▶ _Your objective_: Filter the data for "report" and copy matching lines.

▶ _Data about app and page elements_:

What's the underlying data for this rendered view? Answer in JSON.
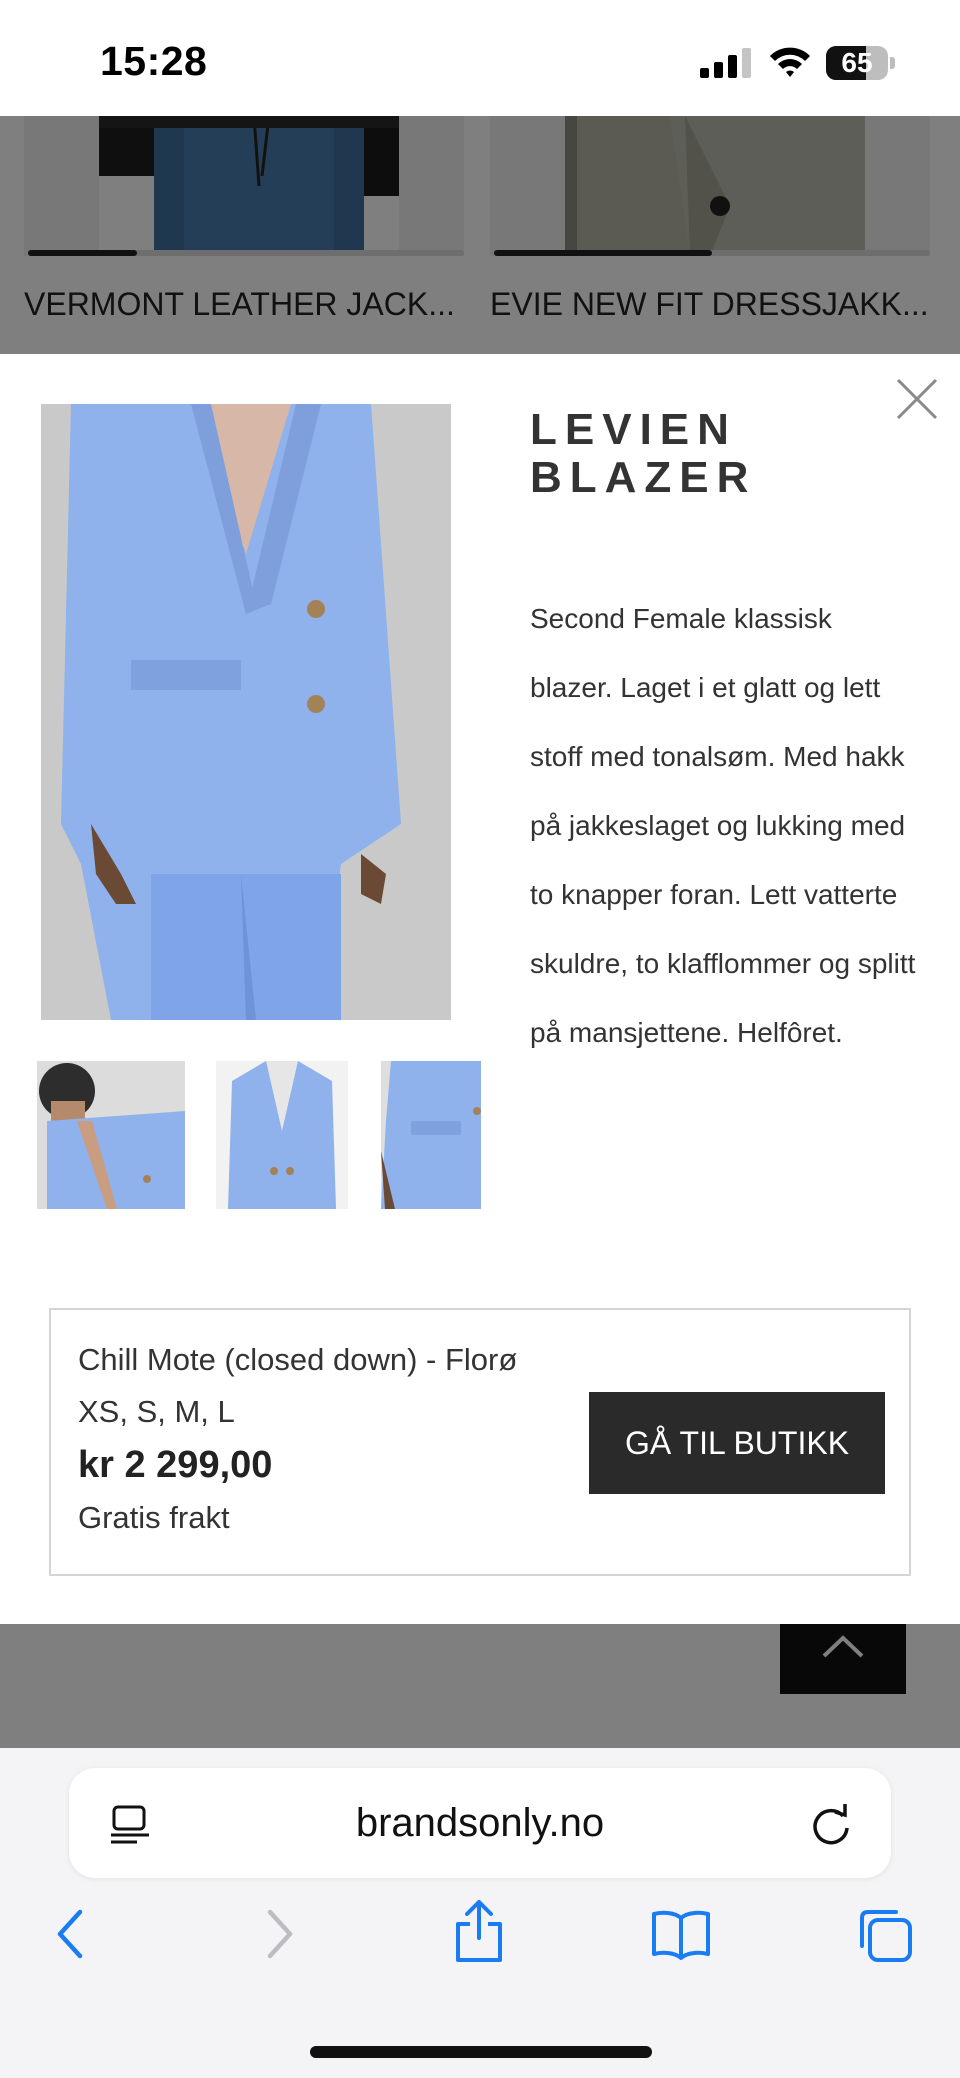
{
  "status_bar": {
    "time": "15:28",
    "battery_level": "65",
    "battery_fraction": 0.65,
    "signal_bars_active": 3
  },
  "background": {
    "cards": [
      {
        "title": "VERMONT LEATHER JACK...",
        "slider_fraction": 0.25
      },
      {
        "title": "EVIE NEW FIT DRESSJAKK...",
        "slider_fraction": 0.5
      }
    ]
  },
  "modal": {
    "title": "LEVIEN BLAZER",
    "description": "Second Female klassisk blazer. Laget i et glatt og lett stoff med tonalsøm. Med hakk på jakkeslaget og lukking med to knapper foran. Lett vatterte skuldre, to klafflommer og splitt på mansjettene. Helfôret.",
    "images": {
      "main": "blue-blazer-main-photo",
      "thumbnails": [
        "blazer-model-front-thumbnail",
        "blazer-product-thumbnail",
        "blazer-side-thumbnail"
      ]
    },
    "offer": {
      "shop_name": "Chill Mote (closed down) - Florø",
      "sizes": "XS, S, M, L",
      "price": "kr 2 299,00",
      "shipping": "Gratis frakt",
      "button_label": "GÅ TIL BUTIKK"
    }
  },
  "browser": {
    "url": "brandsonly.no"
  },
  "colors": {
    "accent_blue": "#1a7cf2",
    "blazer_blue": "#8fb1ec",
    "button_dark": "#2a2a2a",
    "text_dark": "#333333"
  }
}
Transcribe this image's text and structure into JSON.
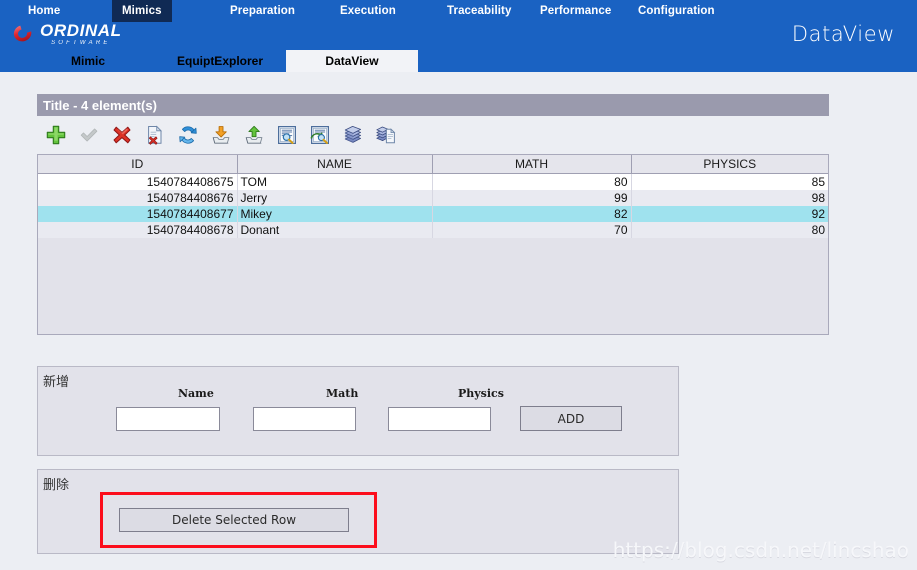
{
  "header": {
    "brand_title": "DataView",
    "logo": {
      "word": "ORDINAL",
      "sub": "SOFTWARE",
      "mark": "ordinal-ring-logo"
    },
    "main_nav": [
      {
        "label": "Home",
        "active": false
      },
      {
        "label": "Mimics",
        "active": true
      },
      {
        "label": "Preparation",
        "active": false
      },
      {
        "label": "Execution",
        "active": false
      },
      {
        "label": "Traceability",
        "active": false
      },
      {
        "label": "Performance",
        "active": false
      },
      {
        "label": "Configuration",
        "active": false
      }
    ],
    "sub_tabs": [
      {
        "label": "Mimic",
        "active": false
      },
      {
        "label": "EquiptExplorer",
        "active": false
      },
      {
        "label": "DataView",
        "active": true
      }
    ],
    "colors": {
      "header_blue": "#1a62c2",
      "active_nav_navy": "#102a54",
      "logo_red": "#d61f26"
    }
  },
  "grid_panel": {
    "title": "Title - 4 element(s)",
    "title_bar_color": "#9a9aad",
    "toolbar": [
      {
        "name": "add-icon",
        "tooltip": "Add"
      },
      {
        "name": "validate-check-icon",
        "tooltip": "Validate"
      },
      {
        "name": "delete-cross-icon",
        "tooltip": "Delete"
      },
      {
        "name": "delete-file-icon",
        "tooltip": "Delete file"
      },
      {
        "name": "refresh-icon",
        "tooltip": "Refresh"
      },
      {
        "name": "import-download-icon",
        "tooltip": "Import"
      },
      {
        "name": "export-upload-icon",
        "tooltip": "Export"
      },
      {
        "name": "view-report-icon",
        "tooltip": "View report"
      },
      {
        "name": "edit-report-icon",
        "tooltip": "Edit report"
      },
      {
        "name": "database-icon",
        "tooltip": "Database"
      },
      {
        "name": "database-copy-icon",
        "tooltip": "Copy database"
      }
    ],
    "columns": [
      "ID",
      "NAME",
      "MATH",
      "PHYSICS"
    ],
    "rows": [
      {
        "id": "1540784408675",
        "name": "TOM",
        "math": "80",
        "physics": "85",
        "selected": false
      },
      {
        "id": "1540784408676",
        "name": "Jerry",
        "math": "99",
        "physics": "98",
        "selected": false
      },
      {
        "id": "1540784408677",
        "name": "Mikey",
        "math": "82",
        "physics": "92",
        "selected": true
      },
      {
        "id": "1540784408678",
        "name": "Donant",
        "math": "70",
        "physics": "80",
        "selected": false
      }
    ],
    "selection_color": "#9fe2ee"
  },
  "add_panel": {
    "corner_label": "新增",
    "fields": {
      "name": {
        "label": "Name",
        "value": "",
        "placeholder": ""
      },
      "math": {
        "label": "Math",
        "value": "",
        "placeholder": ""
      },
      "physics": {
        "label": "Physics",
        "value": "",
        "placeholder": ""
      }
    },
    "add_button_label": "ADD"
  },
  "delete_panel": {
    "corner_label": "删除",
    "delete_button_label": "Delete Selected Row",
    "highlight_color": "#fc0d1c"
  },
  "watermark": {
    "text": "https://blog.csdn.net/lincshao"
  }
}
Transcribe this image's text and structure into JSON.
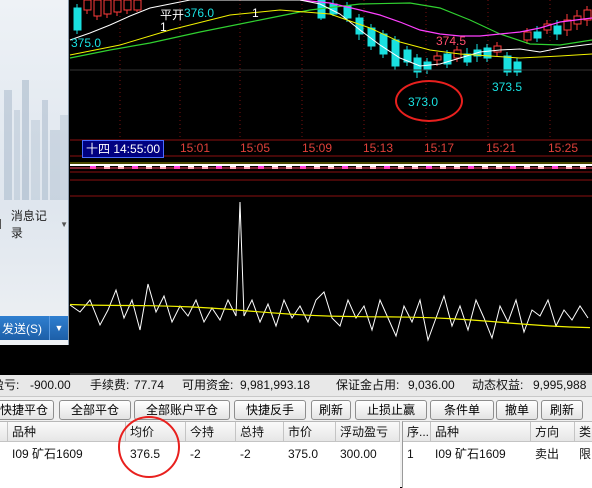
{
  "chart": {
    "price_labels": {
      "flat_open": "平开",
      "p376": "376.0",
      "one_a": "1",
      "one_b": "1",
      "p375": "375.0",
      "p3745": "374.5",
      "p373": "373.0",
      "p3735": "373.5"
    },
    "time_badge": "十四 14:55:00",
    "time_ticks": [
      "15:01",
      "15:05",
      "15:09",
      "15:13",
      "15:17",
      "15:21",
      "15:25"
    ],
    "colors": {
      "up": "#ff3b3b",
      "down": "#19e0e0",
      "ma_white": "#ffffff",
      "ma_yellow": "#f2f200",
      "ma_magenta": "#ff40ff",
      "ma_green": "#30d030"
    }
  },
  "left_panel": {
    "msg_log_label": "消息记录",
    "send_button_label": "发送(S)"
  },
  "summary": {
    "pnl_label": "盈亏:",
    "pnl_value": "-900.00",
    "fee_label": "手续费:",
    "fee_value": "77.74",
    "avail_label": "可用资金:",
    "avail_value": "9,981,993.18",
    "margin_label": "保证金占用:",
    "margin_value": "9,036.00",
    "equity_label": "动态权益:",
    "equity_value": "9,995,988"
  },
  "toolbar": {
    "quick_close": "快捷平仓",
    "close_all": "全部平仓",
    "close_all_accounts": "全部账户平仓",
    "quick_reverse": "快捷反手",
    "refresh": "刷新",
    "stop_loss": "止损止赢",
    "condition_order": "条件单",
    "cancel_order": "撤单",
    "refresh2": "刷新"
  },
  "positions": {
    "headers": [
      "品种",
      "均价",
      "今持",
      "总持",
      "市价",
      "浮动盈亏"
    ],
    "rows": [
      {
        "symbol": "I09 矿石1609",
        "avg_price": "376.5",
        "today": "-2",
        "total": "-2",
        "market": "375.0",
        "float_pnl": "300.00"
      }
    ]
  },
  "orders": {
    "headers": [
      "序...",
      "品种",
      "方向",
      "类"
    ],
    "rows": [
      {
        "seq": "1",
        "symbol": "I09 矿石1609",
        "direction": "卖出",
        "type": "限"
      }
    ]
  }
}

▶ _Written solution_:
        "name": "view-report-icon",
        "tooltip": "View report"
        "name": "edit-report-icon",
        "tooltip": "Edit report"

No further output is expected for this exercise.